Artificial Intelligence is a wonderful thing: It saves us time when booking flights, helps streamline customer service and it’s set to revolutionize the future of driving. Heck, it’s what put us here in the first place – and we’re pretty great. Whether or not you’ve already embraced AI, it’s safe to say it’s going to be around for a while.
Like any disruptive technology that came before it, AI’s promise to solving a variety of problems is inseparable from the fact it’s bound to create new ones. Even just looking at the examples above of industries where robots have already penetrated, we’re certain to face more challenges in regulation, consumption and competition as AI is perfected. Not to mention, more tasks completed by AI means fewer tasks will be completed by humans. Yes, that includes you.
Should you be scared?
Surely, not every human role is up for grabs in an AI world, right? Sorta, and that’s where you need to do some research. Let’s say you’re a kindergarten teacher; maybe the warmth and compassion you extend to your classroom can’t be replicated by a machine (for the time being), but there are aspects of your job that a computer could do much quicker and better, making fewer mistakes along the way: From a lunch-serving robot that has infallible attention to allergies and dietary restrictions to a staggeringly efficient machine monitoring several safety hazards simultaneously.
Similar examples can be drawn for programmers, attorneys, construction workers, brokers, medical staff and even creatives, all of whom may soon see significant portions of their jobs automated. From there, the road to redundancy is long, but it only goes in one direction. Instead of becoming discouraged or trying to develop super-human attention to detail, stamina and response time, it’s best to take a more thoughtful approach. Map the areas where AI is potentially going to move in on your turf, and brace for impact.
Go on the offense
Review and hone your skills in time, to avoid becoming a casualty. If you’re a cashier, this probably means finding another career sooner rather than later, but even highly skilled jobs are at risk of redundancy, including paralegals, nurses and financial advisors (sorry, not sorry). For them, it’s all about focusing on particular skills that are not yet within the tech’s reach.

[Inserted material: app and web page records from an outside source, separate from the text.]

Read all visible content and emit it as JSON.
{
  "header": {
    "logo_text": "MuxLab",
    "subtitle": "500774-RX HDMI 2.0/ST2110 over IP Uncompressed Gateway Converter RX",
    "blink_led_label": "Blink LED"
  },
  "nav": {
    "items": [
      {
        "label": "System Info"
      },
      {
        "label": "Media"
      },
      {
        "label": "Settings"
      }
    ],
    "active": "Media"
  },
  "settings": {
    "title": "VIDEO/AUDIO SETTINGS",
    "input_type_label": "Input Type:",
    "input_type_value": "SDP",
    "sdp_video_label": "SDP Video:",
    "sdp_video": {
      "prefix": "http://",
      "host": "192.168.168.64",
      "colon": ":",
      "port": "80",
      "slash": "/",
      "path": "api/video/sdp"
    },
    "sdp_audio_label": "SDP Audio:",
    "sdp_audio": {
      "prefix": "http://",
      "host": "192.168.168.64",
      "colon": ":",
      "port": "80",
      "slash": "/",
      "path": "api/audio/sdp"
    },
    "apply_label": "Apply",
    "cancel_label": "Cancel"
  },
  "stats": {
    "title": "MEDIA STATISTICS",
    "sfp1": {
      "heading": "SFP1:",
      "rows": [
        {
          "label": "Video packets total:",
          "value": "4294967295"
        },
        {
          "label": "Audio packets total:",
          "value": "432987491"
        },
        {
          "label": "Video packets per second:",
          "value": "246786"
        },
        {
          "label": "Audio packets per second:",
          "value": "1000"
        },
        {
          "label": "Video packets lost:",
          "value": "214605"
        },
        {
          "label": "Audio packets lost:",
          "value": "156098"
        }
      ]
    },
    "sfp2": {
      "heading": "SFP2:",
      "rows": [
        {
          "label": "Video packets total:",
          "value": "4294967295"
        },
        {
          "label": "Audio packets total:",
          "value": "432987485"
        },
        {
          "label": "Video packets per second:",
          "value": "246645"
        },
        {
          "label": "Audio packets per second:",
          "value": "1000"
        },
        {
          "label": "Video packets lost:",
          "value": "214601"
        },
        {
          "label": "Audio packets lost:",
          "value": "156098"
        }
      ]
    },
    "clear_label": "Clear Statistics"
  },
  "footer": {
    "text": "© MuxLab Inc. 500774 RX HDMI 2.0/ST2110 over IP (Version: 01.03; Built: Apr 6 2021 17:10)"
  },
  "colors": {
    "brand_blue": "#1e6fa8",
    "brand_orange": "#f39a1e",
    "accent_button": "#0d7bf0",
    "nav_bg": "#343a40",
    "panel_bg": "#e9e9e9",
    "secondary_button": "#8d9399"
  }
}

Essentially, we recommend undergoing a reskilling process: Gradually acquiring new skills that have a lower potential of being automated in the near future. Most experts point to complex problem solving as a function well outside the scope of machines, and to become truly great at this you’ll need a mix of flexibility, experience, and know-how. If you’re a teacher, this means using empathy to diffuse various situations; if you’re a realtor, it’ll be best to sharpen your negotiation skills. If you’re a judge, you’re good.
The many upsides
We promise it’s not all bad. An AI-enabled world holds promise for society and individuals: New jobs, new training methods, and new practices are all bound to come into play in the coming decades. AI is also forecasted to elevate the playing field for humans, now that most menial, repetitive tasks will be taken care of. Most importantly, alleviation from these tasks could decrease burnout, contribute to more sound work-life balance, and open doors to more fulfilling careers. Ultimately, AI stands to shine a light on the unique, intrinsic value of human work – have something to show for it.